Data for this exercise:
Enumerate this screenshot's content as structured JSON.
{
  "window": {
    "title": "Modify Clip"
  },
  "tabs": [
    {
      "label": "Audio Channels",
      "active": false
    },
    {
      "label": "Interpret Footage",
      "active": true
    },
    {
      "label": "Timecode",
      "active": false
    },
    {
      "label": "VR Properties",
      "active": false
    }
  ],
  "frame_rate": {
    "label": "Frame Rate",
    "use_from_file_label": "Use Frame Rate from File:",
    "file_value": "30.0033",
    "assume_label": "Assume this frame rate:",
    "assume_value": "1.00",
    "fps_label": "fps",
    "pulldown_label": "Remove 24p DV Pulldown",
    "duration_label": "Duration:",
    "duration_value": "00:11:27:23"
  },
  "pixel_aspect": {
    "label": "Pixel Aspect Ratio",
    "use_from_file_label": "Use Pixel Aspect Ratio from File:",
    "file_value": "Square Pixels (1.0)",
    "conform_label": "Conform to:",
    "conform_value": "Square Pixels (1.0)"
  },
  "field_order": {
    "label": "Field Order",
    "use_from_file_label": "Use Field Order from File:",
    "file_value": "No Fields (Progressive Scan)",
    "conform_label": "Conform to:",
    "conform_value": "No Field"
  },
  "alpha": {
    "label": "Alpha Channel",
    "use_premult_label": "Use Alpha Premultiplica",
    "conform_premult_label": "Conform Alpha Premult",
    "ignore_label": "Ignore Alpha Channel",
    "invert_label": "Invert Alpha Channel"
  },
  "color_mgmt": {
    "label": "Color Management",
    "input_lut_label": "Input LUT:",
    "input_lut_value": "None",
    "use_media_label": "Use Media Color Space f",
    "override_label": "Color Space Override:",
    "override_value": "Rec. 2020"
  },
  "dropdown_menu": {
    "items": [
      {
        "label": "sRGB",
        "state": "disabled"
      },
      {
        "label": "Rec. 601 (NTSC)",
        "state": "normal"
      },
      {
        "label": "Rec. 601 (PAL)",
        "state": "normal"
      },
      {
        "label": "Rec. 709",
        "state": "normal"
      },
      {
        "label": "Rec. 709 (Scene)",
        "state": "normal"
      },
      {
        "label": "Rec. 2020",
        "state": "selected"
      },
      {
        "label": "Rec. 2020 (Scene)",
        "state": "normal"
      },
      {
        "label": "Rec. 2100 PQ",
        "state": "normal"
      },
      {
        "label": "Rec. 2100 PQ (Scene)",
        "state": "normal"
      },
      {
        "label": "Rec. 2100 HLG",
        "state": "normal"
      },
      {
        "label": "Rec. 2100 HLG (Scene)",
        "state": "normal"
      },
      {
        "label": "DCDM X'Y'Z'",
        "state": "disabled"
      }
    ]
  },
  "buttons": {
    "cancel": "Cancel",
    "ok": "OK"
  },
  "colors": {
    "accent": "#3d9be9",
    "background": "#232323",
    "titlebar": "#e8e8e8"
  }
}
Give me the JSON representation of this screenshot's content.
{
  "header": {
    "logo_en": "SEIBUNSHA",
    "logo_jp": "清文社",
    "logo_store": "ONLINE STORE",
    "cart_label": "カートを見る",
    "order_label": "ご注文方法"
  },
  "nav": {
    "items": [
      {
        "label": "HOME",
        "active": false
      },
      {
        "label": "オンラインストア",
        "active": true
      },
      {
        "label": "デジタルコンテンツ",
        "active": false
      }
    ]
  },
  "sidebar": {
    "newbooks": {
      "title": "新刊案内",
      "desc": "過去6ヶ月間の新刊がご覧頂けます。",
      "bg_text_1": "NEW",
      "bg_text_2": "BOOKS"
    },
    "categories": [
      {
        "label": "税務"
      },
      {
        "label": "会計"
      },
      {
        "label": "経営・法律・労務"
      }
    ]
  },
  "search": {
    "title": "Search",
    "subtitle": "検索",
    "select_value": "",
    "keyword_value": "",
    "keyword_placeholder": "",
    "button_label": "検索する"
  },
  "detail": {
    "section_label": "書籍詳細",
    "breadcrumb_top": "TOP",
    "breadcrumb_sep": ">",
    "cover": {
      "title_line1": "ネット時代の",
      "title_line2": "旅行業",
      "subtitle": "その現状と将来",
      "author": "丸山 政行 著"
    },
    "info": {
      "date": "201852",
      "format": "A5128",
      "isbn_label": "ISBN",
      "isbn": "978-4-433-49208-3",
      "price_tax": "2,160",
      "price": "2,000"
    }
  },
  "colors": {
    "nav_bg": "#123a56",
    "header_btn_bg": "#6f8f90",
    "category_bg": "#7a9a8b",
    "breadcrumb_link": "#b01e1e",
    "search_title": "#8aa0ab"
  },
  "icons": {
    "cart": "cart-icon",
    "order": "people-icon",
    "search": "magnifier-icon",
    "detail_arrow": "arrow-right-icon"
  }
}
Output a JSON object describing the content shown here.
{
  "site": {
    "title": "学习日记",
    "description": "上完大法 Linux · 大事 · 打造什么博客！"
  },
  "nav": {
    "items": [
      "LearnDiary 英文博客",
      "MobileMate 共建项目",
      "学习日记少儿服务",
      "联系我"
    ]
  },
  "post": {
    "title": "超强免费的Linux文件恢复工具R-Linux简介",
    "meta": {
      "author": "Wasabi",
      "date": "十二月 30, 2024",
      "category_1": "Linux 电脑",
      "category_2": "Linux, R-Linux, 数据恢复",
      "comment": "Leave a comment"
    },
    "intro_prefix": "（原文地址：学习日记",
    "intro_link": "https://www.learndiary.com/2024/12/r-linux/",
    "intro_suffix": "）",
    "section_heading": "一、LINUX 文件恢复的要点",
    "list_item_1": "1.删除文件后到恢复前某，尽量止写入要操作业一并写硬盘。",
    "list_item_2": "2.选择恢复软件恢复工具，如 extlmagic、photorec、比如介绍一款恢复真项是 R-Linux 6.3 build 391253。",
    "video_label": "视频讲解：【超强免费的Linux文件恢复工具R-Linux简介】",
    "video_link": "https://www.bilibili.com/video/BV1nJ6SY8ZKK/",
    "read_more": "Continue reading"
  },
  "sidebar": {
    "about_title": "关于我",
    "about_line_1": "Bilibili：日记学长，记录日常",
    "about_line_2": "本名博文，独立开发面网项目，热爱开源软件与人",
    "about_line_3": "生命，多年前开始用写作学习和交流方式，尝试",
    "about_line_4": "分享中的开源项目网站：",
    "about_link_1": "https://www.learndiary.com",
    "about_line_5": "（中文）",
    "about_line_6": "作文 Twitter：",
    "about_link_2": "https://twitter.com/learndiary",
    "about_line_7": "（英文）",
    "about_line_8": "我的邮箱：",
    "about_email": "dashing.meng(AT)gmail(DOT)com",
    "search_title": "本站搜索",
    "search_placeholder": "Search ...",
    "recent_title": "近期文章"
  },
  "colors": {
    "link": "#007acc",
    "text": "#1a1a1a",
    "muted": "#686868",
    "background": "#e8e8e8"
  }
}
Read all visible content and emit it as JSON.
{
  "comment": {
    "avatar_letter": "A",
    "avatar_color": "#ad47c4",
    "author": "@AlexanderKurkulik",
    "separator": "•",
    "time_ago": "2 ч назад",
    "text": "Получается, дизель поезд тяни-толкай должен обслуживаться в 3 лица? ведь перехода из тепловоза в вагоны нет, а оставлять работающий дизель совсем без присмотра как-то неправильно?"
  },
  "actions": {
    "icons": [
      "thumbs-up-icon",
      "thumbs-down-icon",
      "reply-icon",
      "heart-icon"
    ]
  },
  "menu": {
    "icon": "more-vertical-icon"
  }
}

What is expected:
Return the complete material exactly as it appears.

Response area:
Enumerate this screenshot's content as structured JSON.
{
  "window": {
    "title": "Modify Clip"
  },
  "tabs": [
    {
      "label": "Audio Channels",
      "active": false
    },
    {
      "label": "Interpret Footage",
      "active": true
    },
    {
      "label": "Timecode",
      "active": false
    },
    {
      "label": "VR Properties",
      "active": false
    }
  ],
  "frame_rate": {
    "label": "Frame Rate",
    "use_from_file_label": "Use Frame Rate from File:",
    "file_value": "30.0033",
    "assume_label": "Assume this frame rate:",
    "assume_value": "1.00",
    "fps_label": "fps",
    "pulldown_label": "Remove 24p DV Pulldown",
    "duration_label": "Duration:",
    "duration_value": "00:11:27:23"
  },
  "pixel_aspect": {
    "label": "Pixel Aspect Ratio",
    "use_from_file_label": "Use Pixel Aspect Ratio from File:",
    "file_value": "Square Pixels (1.0)",
    "conform_label": "Conform to:",
    "conform_value": "Square Pixels (1.0)"
  },
  "field_order": {
    "label": "Field Order",
    "use_from_file_label": "Use Field Order from File:",
    "file_value": "No Fields (Progressive Scan)",
    "conform_label": "Conform to:",
    "conform_value": "No Field"
  },
  "alpha": {
    "label": "Alpha Channel",
    "use_premult_label": "Use Alpha Premultiplica",
    "conform_premult_label": "Conform Alpha Premult",
    "ignore_label": "Ignore Alpha Channel",
    "invert_label": "Invert Alpha Channel"
  },
  "color_mgmt": {
    "label": "Color Management",
    "input_lut_label": "Input LUT:",
    "input_lut_value": "None",
    "use_media_label": "Use Media Color Space f",
    "override_label": "Color Space Override:",
    "override_value": "Rec. 2020"
  },
  "dropdown_menu": {
    "items": [
      {
        "label": "sRGB",
        "state": "disabled"
      },
      {
        "label": "Rec. 601 (NTSC)",
        "state": "normal"
      },
      {
        "label": "Rec. 601 (PAL)",
        "state": "normal"
      },
      {
        "label": "Rec. 709",
        "state": "normal"
      },
      {
        "label": "Rec. 709 (Scene)",
        "state": "normal"
      },
      {
        "label": "Rec. 2020",
        "state": "selected"
      },
      {
        "label": "Rec. 2020 (Scene)",
        "state": "normal"
      },
      {
        "label": "Rec. 2100 PQ",
        "state": "normal"
      },
      {
        "label": "Rec. 2100 PQ (Scene)",
        "state": "normal"
      },
      {
        "label": "Rec. 2100 HLG",
        "state": "normal"
      },
      {
        "label": "Rec. 2100 HLG (Scene)",
        "state": "normal"
      },
      {
        "label": "DCDM X'Y'Z'",
        "state": "disabled"
      }
    ]
  },
  "buttons": {
    "cancel": "Cancel",
    "ok": "OK"
  },
  "colors": {
    "accent": "#3d9be9",
    "background": "#232323",
    "titlebar": "#e8e8e8"
  }
}
Give me the JSON representation of this screenshot's content.
{
  "header": {
    "logo_en": "SEIBUNSHA",
    "logo_jp": "清文社",
    "logo_store": "ONLINE STORE",
    "cart_label": "カートを見る",
    "order_label": "ご注文方法"
  },
  "nav": {
    "items": [
      {
        "label": "HOME",
        "active": false
      },
      {
        "label": "オンラインストア",
        "active": true
      },
      {
        "label": "デジタルコンテンツ",
        "active": false
      }
    ]
  },
  "sidebar": {
    "newbooks": {
      "title": "新刊案内",
      "desc": "過去6ヶ月間の新刊がご覧頂けます。",
      "bg_text_1": "NEW",
      "bg_text_2": "BOOKS"
    },
    "categories": [
      {
        "label": "税務"
      },
      {
        "label": "会計"
      },
      {
        "label": "経営・法律・労務"
      }
    ]
  },
  "search": {
    "title": "Search",
    "subtitle": "検索",
    "select_value": "",
    "keyword_value": "",
    "keyword_placeholder": "",
    "button_label": "検索する"
  },
  "detail": {
    "section_label": "書籍詳細",
    "breadcrumb_top": "TOP",
    "breadcrumb_sep": ">",
    "cover": {
      "title_line1": "ネット時代の",
      "title_line2": "旅行業",
      "subtitle": "その現状と将来",
      "author": "丸山 政行 著"
    },
    "info": {
      "date": "201852",
      "format": "A5128",
      "isbn_label": "ISBN",
      "isbn": "978-4-433-49208-3",
      "price_tax": "2,160",
      "price": "2,000"
    }
  },
  "colors": {
    "nav_bg": "#123a56",
    "header_btn_bg": "#6f8f90",
    "category_bg": "#7a9a8b",
    "breadcrumb_link": "#b01e1e",
    "search_title": "#8aa0ab"
  },
  "icons": {
    "cart": "cart-icon",
    "order": "people-icon",
    "search": "magnifier-icon",
    "detail_arrow": "arrow-right-icon"
  }
}
Output a JSON object describing the content shown here.
{
  "site": {
    "title": "学习日记",
    "description": "上完大法 Linux · 大事 · 打造什么博客！"
  },
  "nav": {
    "items": [
      "LearnDiary 英文博客",
      "MobileMate 共建项目",
      "学习日记少儿服务",
      "联系我"
    ]
  },
  "post": {
    "title": "超强免费的Linux文件恢复工具R-Linux简介",
    "meta": {
      "author": "Wasabi",
      "date": "十二月 30, 2024",
      "category_1": "Linux 电脑",
      "category_2": "Linux, R-Linux, 数据恢复",
      "comment": "Leave a comment"
    },
    "intro_prefix": "（原文地址：学习日记",
    "intro_link": "https://www.learndiary.com/2024/12/r-linux/",
    "intro_suffix": "）",
    "section_heading": "一、LINUX 文件恢复的要点",
    "list_item_1": "1.删除文件后到恢复前某，尽量止写入要操作业一并写硬盘。",
    "list_item_2": "2.选择恢复软件恢复工具，如 extlmagic、photorec、比如介绍一款恢复真项是 R-Linux 6.3 build 391253。",
    "video_label": "视频讲解：【超强免费的Linux文件恢复工具R-Linux简介】",
    "video_link": "https://www.bilibili.com/video/BV1nJ6SY8ZKK/",
    "read_more": "Continue reading"
  },
  "sidebar": {
    "about_title": "关于我",
    "about_line_1": "Bilibili：日记学长，记录日常",
    "about_line_2": "本名博文，独立开发面网项目，热爱开源软件与人",
    "about_line_3": "生命，多年前开始用写作学习和交流方式，尝试",
    "about_line_4": "分享中的开源项目网站：",
    "about_link_1": "https://www.learndiary.com",
    "about_line_5": "（中文）",
    "about_line_6": "作文 Twitter：",
    "about_link_2": "https://twitter.com/learndiary",
    "about_line_7": "（英文）",
    "about_line_8": "我的邮箱：",
    "about_email": "dashing.meng(AT)gmail(DOT)com",
    "search_title": "本站搜索",
    "search_placeholder": "Search ...",
    "recent_title": "近期文章"
  },
  "colors": {
    "link": "#007acc",
    "text": "#1a1a1a",
    "muted": "#686868",
    "background": "#e8e8e8"
  }
}
Read all visible content and emit it as JSON.
{
  "comment": {
    "avatar_letter": "A",
    "avatar_color": "#ad47c4",
    "author": "@AlexanderKurkulik",
    "separator": "•",
    "time_ago": "2 ч назад",
    "text": "Получается, дизель поезд тяни-толкай должен обслуживаться в 3 лица? ведь перехода из тепловоза в вагоны нет, а оставлять работающий дизель совсем без присмотра как-то неправильно?"
  },
  "actions": {
    "icons": [
      "thumbs-up-icon",
      "thumbs-down-icon",
      "reply-icon",
      "heart-icon"
    ]
  },
  "menu": {
    "icon": "more-vertical-icon"
  }
}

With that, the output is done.